Unlike the majority of the other releases in the a3tweaks’ repertoire, Asphaleia is extremely deep with tons of options. Sentry, the tweak’s designer, isn’t known for throwing a bunch of unnecessary features into his work with no purpose in mind. Instead, he reasoned that a security tweak like this made it necessary to have enough options to a). keep it secure, and b). give users the options that they need. It’s a strategy that, for the most part at least, has paid off reasonably well.
If you’re looking for an alternative to any of the aforementioned security tweaks—AppLocker, BioProtect, or BioLockdown—then Asphaleia is a release you should definitely check for upon its impending launch. Have a look at our full 10+ minute video walkthrough, as we break down all that the highly anticipated release has to offer. Read More
By Cody Lee on Mar 6, 2014
Folks who use eBay’s PayPal payment service will be happy to hear that the company updated its iOS client this morning, bringing the app to version 5.4. The update brings about an important new security feature as well as various other improvements.
The new security feature allows you to attach your mobile phone to your PayPal account so that they can be sure it’s you authorizing activity. It does this by linking the phone number(s) of the device(s) you use PayPal on to your 4-digit security PIN code… Read More
By Cody Lee on Mar 5, 2014
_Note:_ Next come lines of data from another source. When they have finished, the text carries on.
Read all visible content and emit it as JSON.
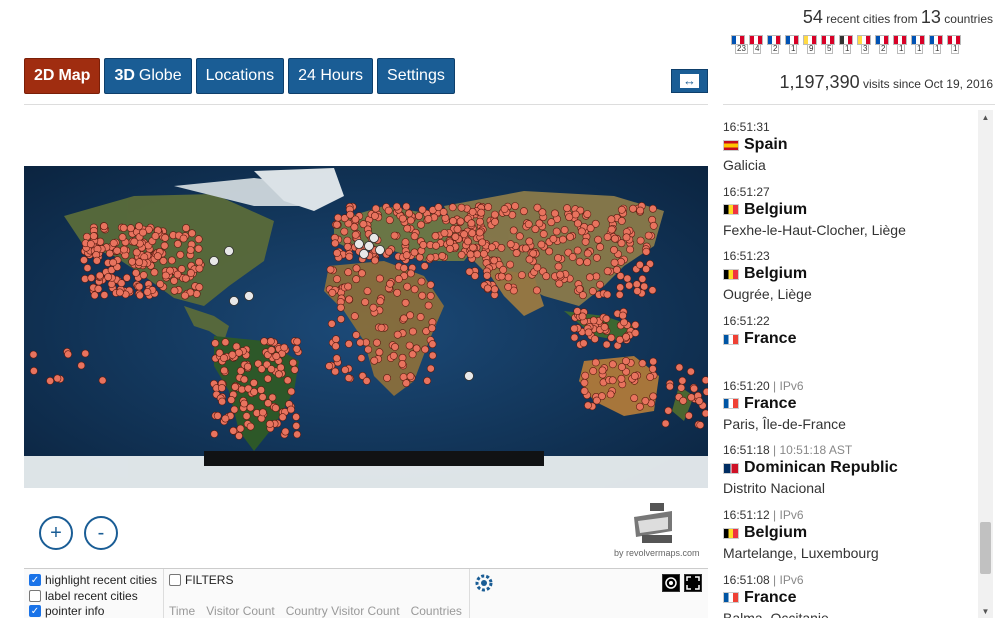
{
  "tabs": [
    {
      "prefix": "2D",
      "label": "Map",
      "active": true
    },
    {
      "prefix": "3D",
      "label": "Globe",
      "active": false
    },
    {
      "prefix": "",
      "label": "Locations",
      "active": false
    },
    {
      "prefix": "",
      "label": "24 Hours",
      "active": false
    },
    {
      "prefix": "",
      "label": "Settings",
      "active": false
    }
  ],
  "expand_icon": "↔",
  "stats": {
    "cities_count": "54",
    "cities_label": "recent cities from",
    "countries_count": "13",
    "countries_label": "countries",
    "visits_count": "1,197,390",
    "visits_label": "visits since Oct 19, 2016"
  },
  "flag_counts": [
    {
      "n": "23",
      "color": "#0052b4"
    },
    {
      "n": "4",
      "color": "#d80027"
    },
    {
      "n": "2",
      "color": "#0052b4"
    },
    {
      "n": "1",
      "color": "#0052b4"
    },
    {
      "n": "9",
      "color": "#ffda44"
    },
    {
      "n": "5",
      "color": "#d80027"
    },
    {
      "n": "1",
      "color": "#333333"
    },
    {
      "n": "3",
      "color": "#ffda44"
    },
    {
      "n": "2",
      "color": "#0052b4"
    },
    {
      "n": "1",
      "color": "#d80027"
    },
    {
      "n": "1",
      "color": "#0052b4"
    },
    {
      "n": "1",
      "color": "#0052b4"
    },
    {
      "n": "1",
      "color": "#d80027"
    }
  ],
  "map": {
    "zoom_in": "+",
    "zoom_out": "-",
    "credit": "by revolvermaps.com"
  },
  "options": {
    "highlight": "highlight recent cities",
    "label": "label recent cities",
    "pointer": "pointer info",
    "filters": "FILTERS",
    "columns": [
      "Time",
      "Visitor Count",
      "Country Visitor Count",
      "Countries"
    ]
  },
  "feed": [
    {
      "time": "16:51:31",
      "extra": "",
      "country": "Spain",
      "region": "Galicia",
      "flag": [
        "#c60b1e",
        "#ffc400",
        "#c60b1e"
      ]
    },
    {
      "time": "16:51:27",
      "extra": "",
      "country": "Belgium",
      "region": "Fexhe-le-Haut-Clocher, Liège",
      "flag": [
        "#000000",
        "#fdda24",
        "#ef3340"
      ]
    },
    {
      "time": "16:51:23",
      "extra": "",
      "country": "Belgium",
      "region": "Ougrée, Liège",
      "flag": [
        "#000000",
        "#fdda24",
        "#ef3340"
      ]
    },
    {
      "time": "16:51:22",
      "extra": "",
      "country": "France",
      "region": "",
      "flag": [
        "#0055a4",
        "#ffffff",
        "#ef4135"
      ]
    },
    {
      "time": "16:51:20",
      "extra": " | IPv6",
      "country": "France",
      "region": "Paris, Île-de-France",
      "flag": [
        "#0055a4",
        "#ffffff",
        "#ef4135"
      ]
    },
    {
      "time": "16:51:18",
      "extra": " | 10:51:18 AST",
      "country": "Dominican Republic",
      "region": "Distrito Nacional",
      "flag": [
        "#002d62",
        "#ffffff",
        "#ce1126"
      ]
    },
    {
      "time": "16:51:12",
      "extra": " | IPv6",
      "country": "Belgium",
      "region": "Martelange, Luxembourg",
      "flag": [
        "#000000",
        "#fdda24",
        "#ef3340"
      ]
    },
    {
      "time": "16:51:08",
      "extra": " | IPv6",
      "country": "France",
      "region": "Balma, Occitanie",
      "flag": [
        "#0055a4",
        "#ffffff",
        "#ef4135"
      ]
    }
  ],
  "colors": {
    "tab_active": "#a02d10",
    "tab": "#1a5d95",
    "dot": "#e8735e",
    "dot_recent": "#e8e8e8"
  }
}
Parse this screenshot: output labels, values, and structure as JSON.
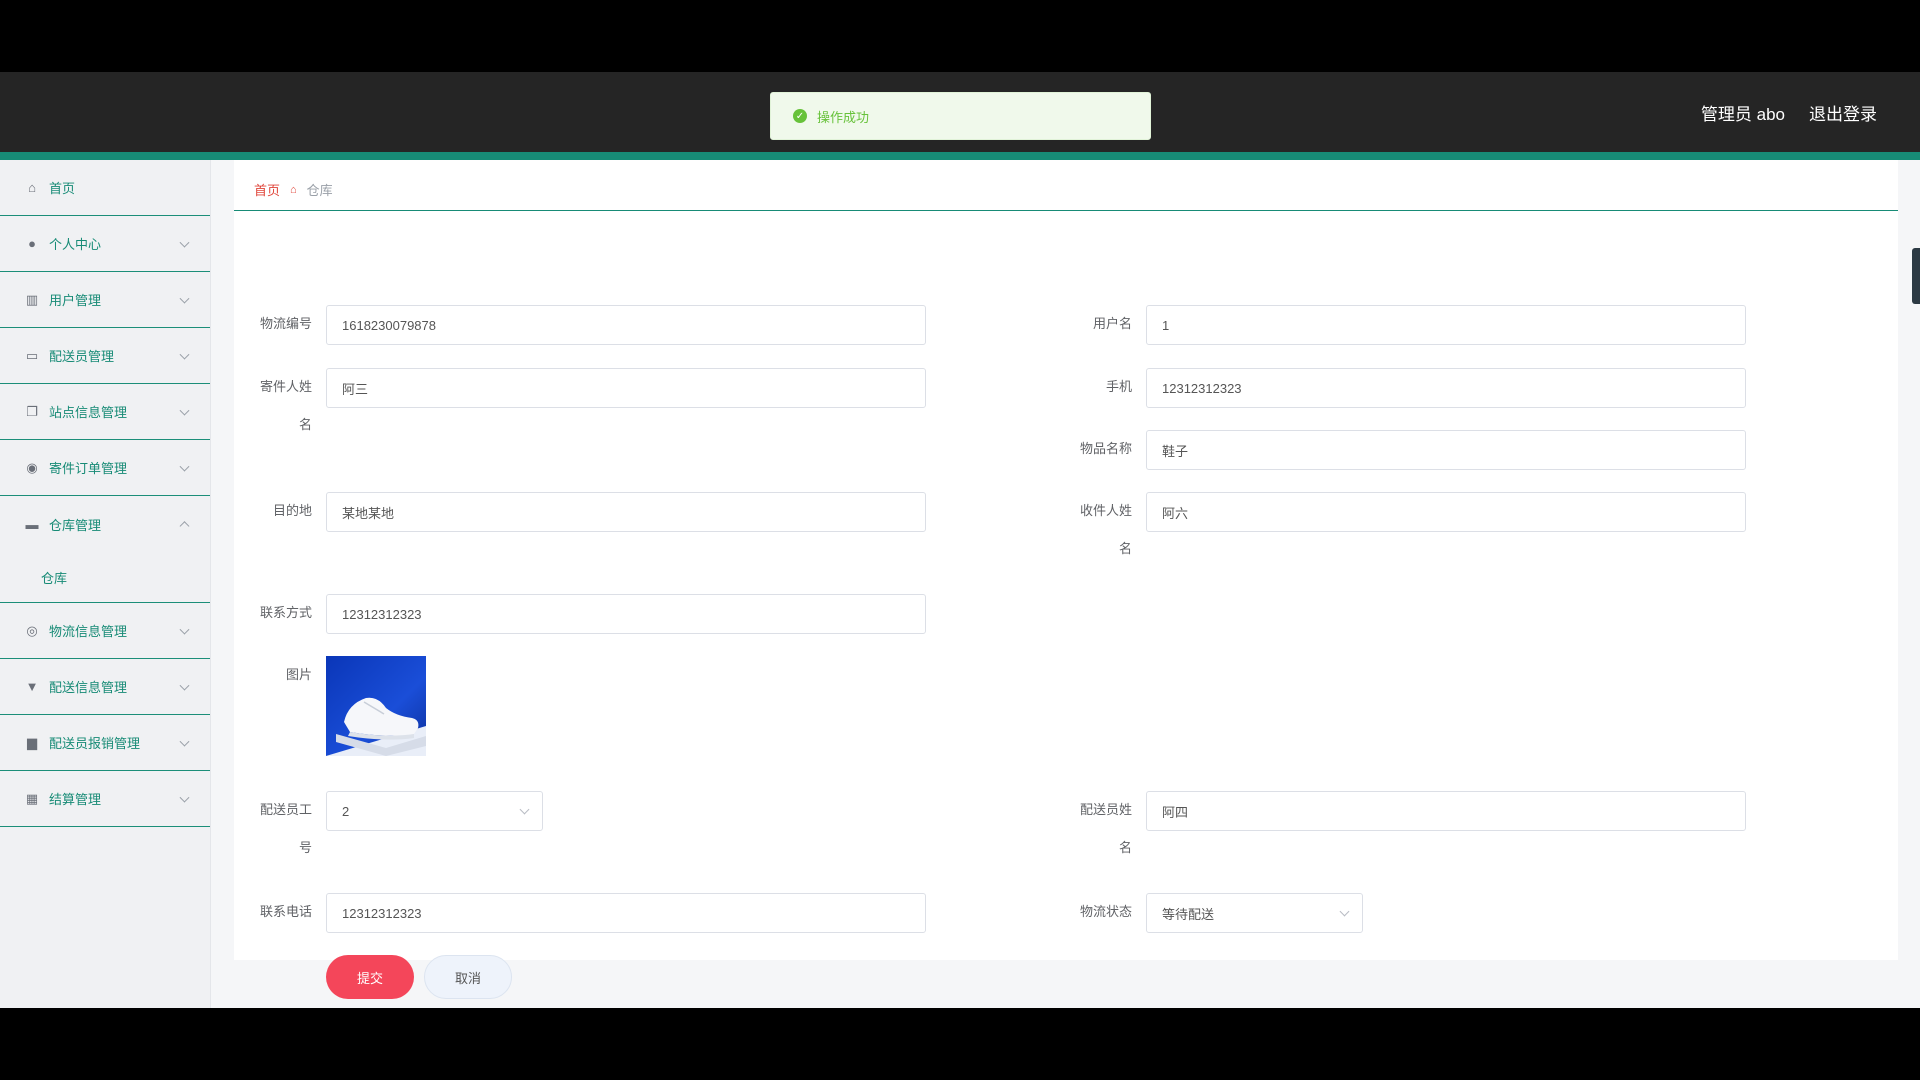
{
  "header": {
    "admin_label": "管理员 abo",
    "logout_label": "退出登录"
  },
  "toast": {
    "message": "操作成功"
  },
  "sidebar": {
    "items": [
      {
        "label": "首页",
        "icon": "home-icon"
      },
      {
        "label": "个人中心",
        "icon": "user-icon"
      },
      {
        "label": "用户管理",
        "icon": "users-icon"
      },
      {
        "label": "配送员管理",
        "icon": "id-card-icon"
      },
      {
        "label": "站点信息管理",
        "icon": "copy-icon"
      },
      {
        "label": "寄件订单管理",
        "icon": "location-icon"
      },
      {
        "label": "仓库管理",
        "icon": "briefcase-icon"
      },
      {
        "label": "物流信息管理",
        "icon": "target-icon"
      },
      {
        "label": "配送信息管理",
        "icon": "stamp-icon"
      },
      {
        "label": "配送员报销管理",
        "icon": "printer-icon"
      },
      {
        "label": "结算管理",
        "icon": "grid-icon"
      }
    ],
    "sub_item": "仓库"
  },
  "breadcrumb": {
    "home": "首页",
    "current": "仓库"
  },
  "form": {
    "tracking_no": {
      "label": "物流编号",
      "value": "1618230079878"
    },
    "username": {
      "label": "用户名",
      "value": "1"
    },
    "sender_name": {
      "label": "寄件人姓名",
      "value": "阿三"
    },
    "phone": {
      "label": "手机",
      "value": "12312312323"
    },
    "item_name": {
      "label": "物品名称",
      "value": "鞋子"
    },
    "destination": {
      "label": "目的地",
      "value": "某地某地"
    },
    "recipient_name": {
      "label": "收件人姓名",
      "value": "阿六"
    },
    "contact": {
      "label": "联系方式",
      "value": "12312312323"
    },
    "image": {
      "label": "图片"
    },
    "courier_id": {
      "label": "配送员工号",
      "value": "2"
    },
    "courier_name": {
      "label": "配送员姓名",
      "value": "阿四"
    },
    "contact_phone": {
      "label": "联系电话",
      "value": "12312312323"
    },
    "status": {
      "label": "物流状态",
      "value": "等待配送"
    },
    "submit_label": "提交",
    "cancel_label": "取消"
  },
  "colors": {
    "accent": "#178b76",
    "danger": "#f4465a",
    "success": "#67c23a"
  }
}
Popular encrypted chat app Cryptocat has launched this week for iOS. Originally available as a desktop app and a browser plugin, the app offers strong encryption and secrecy for text conversations, as well as protection from government intrusion thanks to its Swedish nuclear bunker headquarters.
This week’s iOS launch comes after an initial rejection by Apple’s app review team in December. Cryptocat’s founder Nadim Kobeissi called Apple’s reason for rejection ‘illegitimate,’ but it’s obvious someone or something had to give because the app is now available for download in the App Store… Read More
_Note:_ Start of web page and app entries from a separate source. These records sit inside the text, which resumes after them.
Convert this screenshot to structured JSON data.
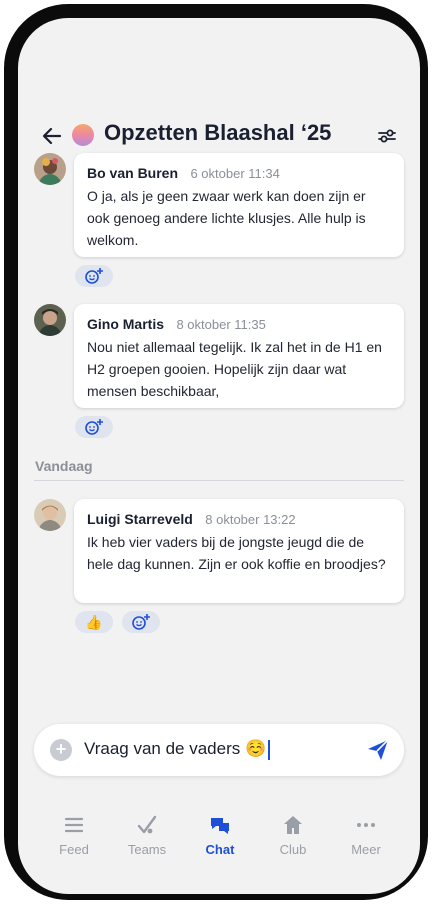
{
  "header": {
    "title": "Opzetten Blaashal ‘25",
    "back_icon": "arrow-left-icon",
    "filter_icon": "sliders-icon"
  },
  "messages": [
    {
      "name": "Bo van Buren",
      "time": "6 oktober 11:34",
      "text": "O ja, als je geen zwaar werk kan doen zijn er ook genoeg andere lichte klusjes. Alle hulp is welkom.",
      "reactions": [
        "add-reaction-icon"
      ]
    },
    {
      "name": "Gino Martis",
      "time": "8 oktober 11:35",
      "text": "Nou niet allemaal tegelijk. Ik zal het in de H1 en H2 groepen gooien. Hopelijk zijn daar wat mensen beschikbaar,",
      "reactions": [
        "add-reaction-icon"
      ]
    },
    {
      "name": "Luigi Starreveld",
      "time": "8 oktober 13:22",
      "text": "Ik heb vier vaders bij de jongste jeugd die de hele dag kunnen. Zijn er ook koffie en broodjes?",
      "reactions": [
        "👍",
        "add-reaction-icon"
      ]
    }
  ],
  "day_separator": "Vandaag",
  "composer": {
    "text": "Vraag van de vaders ☺️"
  },
  "tabs": [
    {
      "label": "Feed",
      "icon": "feed-icon"
    },
    {
      "label": "Teams",
      "icon": "teams-icon"
    },
    {
      "label": "Chat",
      "icon": "chat-icon",
      "active": true
    },
    {
      "label": "Club",
      "icon": "home-icon"
    },
    {
      "label": "Meer",
      "icon": "more-icon"
    }
  ],
  "colors": {
    "accent": "#1e4fd8",
    "background": "#f2f2f2",
    "reaction_bg": "#dfe4ef"
  }
}
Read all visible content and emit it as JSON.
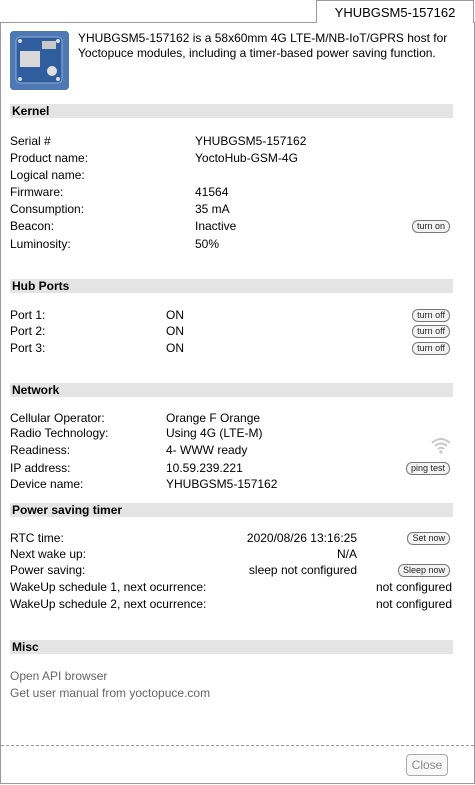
{
  "window": {
    "tab_title": "YHUBGSM5-157162",
    "close_label": "Close"
  },
  "header": {
    "description": "YHUBGSM5-157162 is a 58x60mm 4G LTE-M/NB-IoT/GPRS host for Yoctopuce modules, including a timer-based power saving function."
  },
  "kernel": {
    "title": "Kernel",
    "rows": [
      {
        "label": "Serial #",
        "value": "YHUBGSM5-157162"
      },
      {
        "label": "Product name:",
        "value": "YoctoHub-GSM-4G"
      },
      {
        "label": "Logical name:",
        "value": ""
      },
      {
        "label": "Firmware:",
        "value": "41564"
      },
      {
        "label": "Consumption:",
        "value": "35 mA"
      },
      {
        "label": "Beacon:",
        "value": "Inactive",
        "button": "turn on"
      },
      {
        "label": "Luminosity:",
        "value": "50%"
      }
    ]
  },
  "hub_ports": {
    "title": "Hub Ports",
    "rows": [
      {
        "label": "Port 1:",
        "value": "ON",
        "button": "turn off"
      },
      {
        "label": "Port 2:",
        "value": "ON",
        "button": "turn off"
      },
      {
        "label": "Port 3:",
        "value": "ON",
        "button": "turn off"
      }
    ]
  },
  "network": {
    "title": "Network",
    "rows": [
      {
        "label": "Cellular Operator:",
        "value": "Orange F Orange"
      },
      {
        "label": "Radio Technology:",
        "value": "Using 4G (LTE-M)"
      },
      {
        "label": "Readiness:",
        "value": "4- WWW ready",
        "icon": "wifi-signal-icon"
      },
      {
        "label": "IP address:",
        "value": "10.59.239.221",
        "button": "ping test"
      },
      {
        "label": "Device name:",
        "value": "YHUBGSM5-157162"
      }
    ]
  },
  "power_timer": {
    "title": "Power saving timer",
    "rows": [
      {
        "label": "RTC time:",
        "value": "2020/08/26 13:16:25",
        "button": "Set now"
      },
      {
        "label": "Next wake up:",
        "value": "N/A"
      },
      {
        "label": "Power saving:",
        "value": "sleep not configured",
        "button": "Sleep now"
      },
      {
        "label": "WakeUp schedule 1, next ocurrence:",
        "value": "not configured"
      },
      {
        "label": "WakeUp schedule 2, next ocurrence:",
        "value": "not configured"
      }
    ]
  },
  "misc": {
    "title": "Misc",
    "links": [
      "Open API browser",
      "Get user manual from yoctopuce.com"
    ]
  }
}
By Christian Zibreg on Feb 27, 2014
In the wake of numerous reports that all point to the same conclusion – that malware infestation is running amok on Android – the Internet giant made an unusually open statement through the mouth of its Android lead, Sundar Pichai, who finally admitted that Android wasn’t built for security.
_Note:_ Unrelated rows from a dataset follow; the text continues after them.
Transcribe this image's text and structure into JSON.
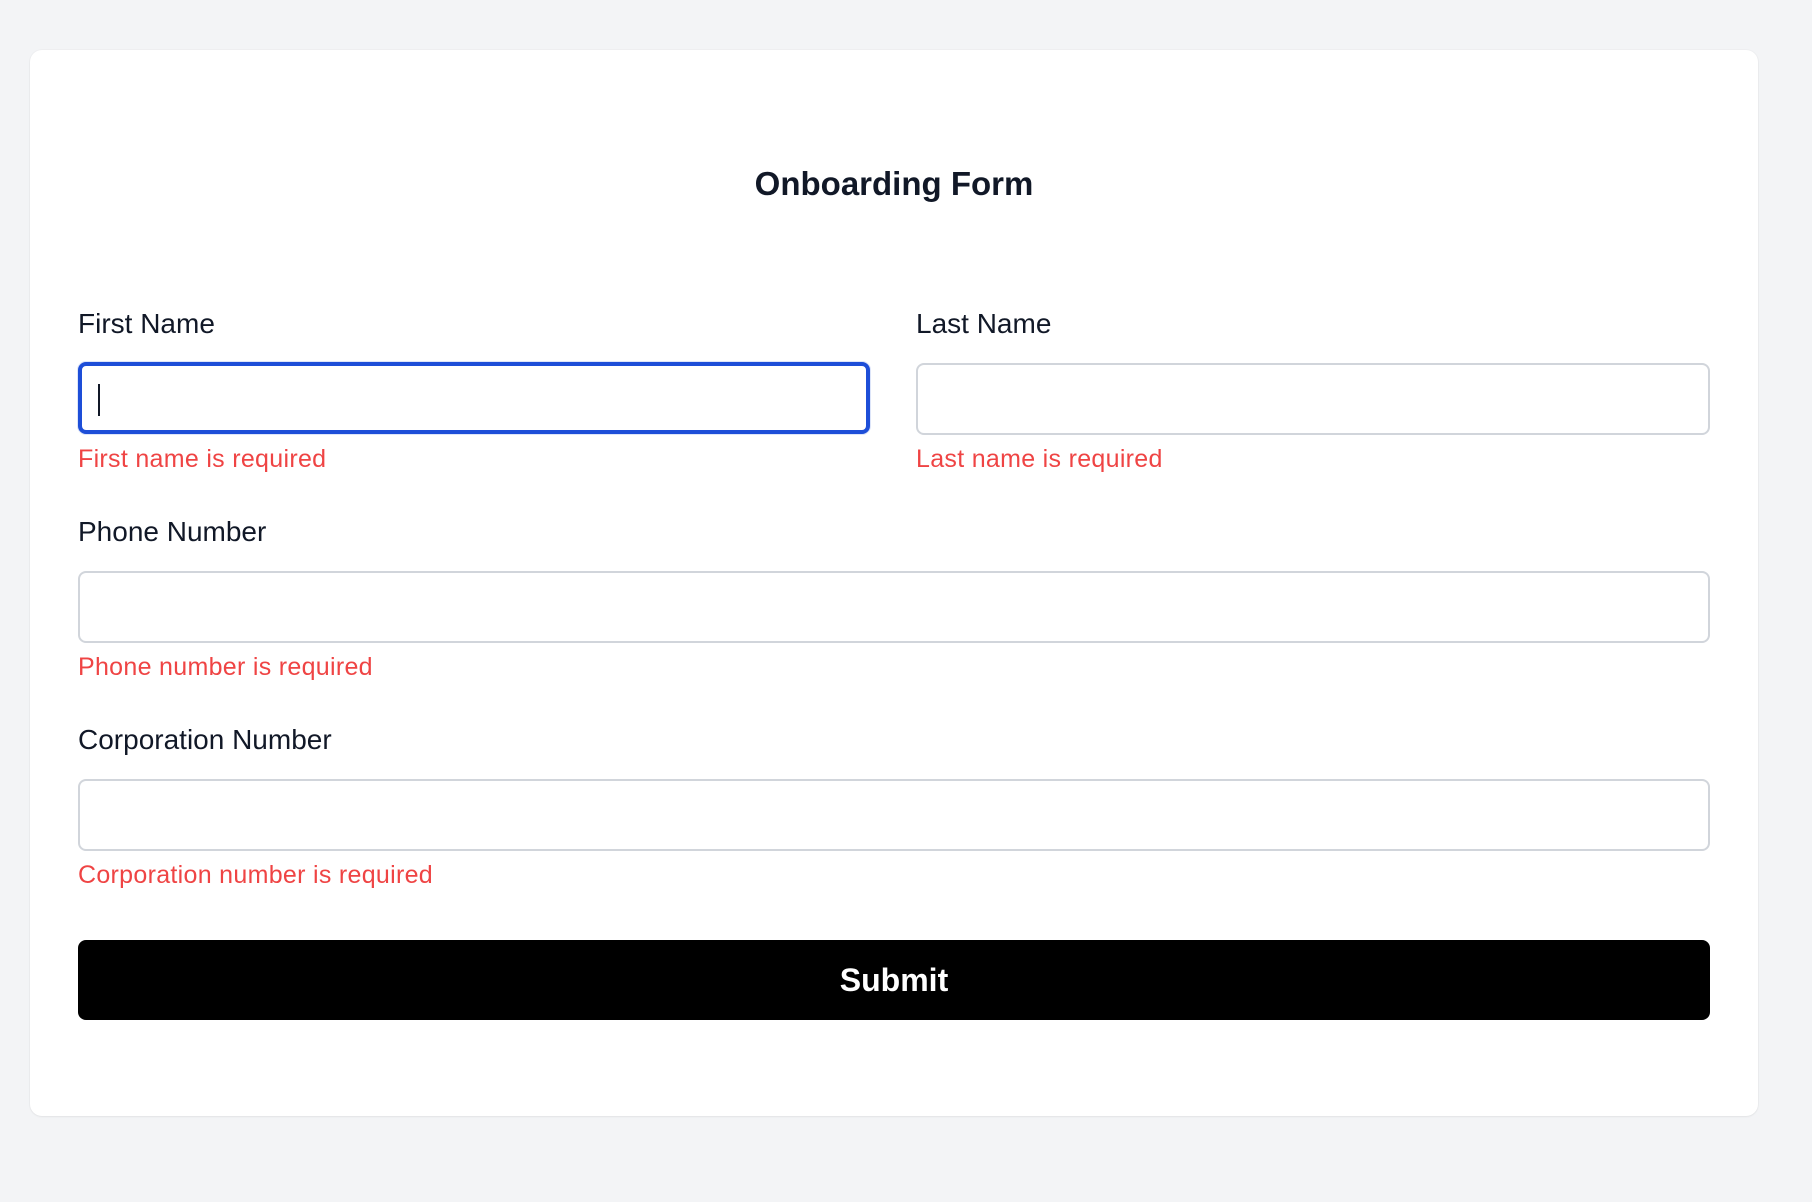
{
  "form": {
    "title": "Onboarding Form",
    "fields": {
      "first_name": {
        "label": "First Name",
        "value": "",
        "placeholder": "",
        "error": "First name is required"
      },
      "last_name": {
        "label": "Last Name",
        "value": "",
        "placeholder": "",
        "error": "Last name is required"
      },
      "phone_number": {
        "label": "Phone Number",
        "value": "",
        "placeholder": "",
        "error": "Phone number is required"
      },
      "corporation_number": {
        "label": "Corporation Number",
        "value": "",
        "placeholder": "",
        "error": "Corporation number is required"
      }
    },
    "submit_label": "Submit"
  },
  "colors": {
    "page_background": "#f3f4f6",
    "card_background": "#ffffff",
    "text": "#111827",
    "error": "#ef4444",
    "focus_border": "#1d4ed8",
    "input_border": "#d1d5db",
    "button_background": "#000000",
    "button_text": "#ffffff"
  }
}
“If I had a company dedicated to malware, I would also be targetting Android”, Pichai allegedly said to a stunned audience at Mobile World Congress in Barcelona, Spain. When your own platform lead starts making such frank statements about Android security, it’s high time you considered taking these security reports at face value… Read More
By Christian Zibreg on Feb 26, 2014
We know quite a lot about the iPhone 5s’s fingerprint scanner, Touch ID. The advanced sensor works seamlessly and learns more about your prints over time so it continues to expand your fingerprint map as additional overlapping nodes are identified with each use.
It can match prints in any orientation, unless your fingers are greasy or wet, or there’s some dirt or debris on the Home button. There’s a 1 in 50,000 chance of a successful random match with someone else’s print, which is much better than the 1 in 10,000 odds of guessing a typical four-digit passcode.
The Touch ID sensor doesn’t store actual fingerprint images and instead creates an encrypted profile of your print and stores it on a module on the A7 processor called the Secure Enclave that’s walled off from the rest of the system.
After five unsuccessful fingerprint match attempts, or after every restart, the system asks for your passcode so that hackers can’t stall for time. These are pretty much key pieces of information on Touch ID that was made public since its inception.
Today, Apple updated its iOS Security white paper [PDF download] with a few previously unknown specifics relating to how Touch ID works side by side with the A7 chip and its Secure Enclave portion to detect a fingerprint match in a highly secure manner. The document also details other security safeguards Apple put in place to prevent tampering with fingerprint data… Read More